Instead, I am going to win a gentleman’s bet with my dentist.
I chipped a tooth while on the road last week and was in the dentist’s chair getting it fixed when my dentist offhandedly said, “Are you going to write a column about chipping your tooth?”
It appears some people have figured out I often try to find basic day-to-day things that people understand and compare them to the investment process, which most people don’t understand very well. Everyone goes to the dentist, or at least should go, so he thought I should write about that. It also was a challenge to my ability to come up with a viable connection between a broken tooth and investing.
I wanted to say something to my dentist at the time, but there wasn’t much I could say that would be understood with three hands and two instruments taking up most of the room in my mouth. So, I will say it – or rather write it – now.
I was in Jackson when I broke my tooth and, although it didn’t hurt much, it was bothering the heck out of me. It was rough with a jagged edge to it. I immediately started looking around in my dopp kit for something to file it down and smooth it out. I had nothing.
By the time I got home the next day I was dead set on filing it down myself. When I asked my wife and children what I should use, they looked at me as if I had lost my mind.
“You can’t file down your own tooth!” they said.
I said, “Why not? it can’t be that hard.”
They said, “Only an idiot would file down their own tooth. You could ruin that tooth. You could do permanent damage to it. Let the professionals handle it. You pay them good money to do it right.”
So I did. In about a half-hour my dentist took my jagged, rough tooth and made it look and feel brand-new. When I told him what I had been thinking of doing to my tooth, he nicely said, “Yeah, you don’t really want to do that.”
He was right. Something as important as your teeth needs to be handled by professionals. I believe that your financial future is just as important. I know a lot of you want to file down your own teeth. It doesn’t seem like it would be that hard. But making a mistake can be a significant event. It’s just not worth it to let amateurs handle your teeth or your money.
Investing your money is not a game. It’s serious business and it is something that needs expert advice.
In two weeks, we will take on the burning question of, “What is going on in my medial prefrontal cortex and why should I be concerned?”

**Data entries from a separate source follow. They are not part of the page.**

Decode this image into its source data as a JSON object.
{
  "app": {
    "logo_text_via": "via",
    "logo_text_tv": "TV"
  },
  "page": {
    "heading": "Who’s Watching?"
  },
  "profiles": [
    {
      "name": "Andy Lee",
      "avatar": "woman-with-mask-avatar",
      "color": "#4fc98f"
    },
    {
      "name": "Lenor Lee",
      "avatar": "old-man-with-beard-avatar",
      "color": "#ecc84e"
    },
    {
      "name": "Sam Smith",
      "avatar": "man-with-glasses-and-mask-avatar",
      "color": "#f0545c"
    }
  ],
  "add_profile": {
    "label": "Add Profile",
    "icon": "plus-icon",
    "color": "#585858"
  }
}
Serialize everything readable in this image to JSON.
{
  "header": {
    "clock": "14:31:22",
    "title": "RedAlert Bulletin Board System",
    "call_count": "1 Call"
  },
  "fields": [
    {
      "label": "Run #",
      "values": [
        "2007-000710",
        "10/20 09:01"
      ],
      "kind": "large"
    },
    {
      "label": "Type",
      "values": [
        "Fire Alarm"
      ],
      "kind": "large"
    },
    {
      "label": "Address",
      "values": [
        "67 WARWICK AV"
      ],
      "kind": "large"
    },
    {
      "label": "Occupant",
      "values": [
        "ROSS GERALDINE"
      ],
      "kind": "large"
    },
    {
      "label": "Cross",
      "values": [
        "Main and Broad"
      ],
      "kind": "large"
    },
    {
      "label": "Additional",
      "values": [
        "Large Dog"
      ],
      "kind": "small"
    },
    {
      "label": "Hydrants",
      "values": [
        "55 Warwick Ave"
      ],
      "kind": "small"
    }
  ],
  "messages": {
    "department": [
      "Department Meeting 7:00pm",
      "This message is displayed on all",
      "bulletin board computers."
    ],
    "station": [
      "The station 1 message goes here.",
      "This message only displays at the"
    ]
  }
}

Scott Reed is CEO of investment advisory firm Hardy Reed in Tupelo. Contact him at (662) 823-4722 or firstname.lastname@example.org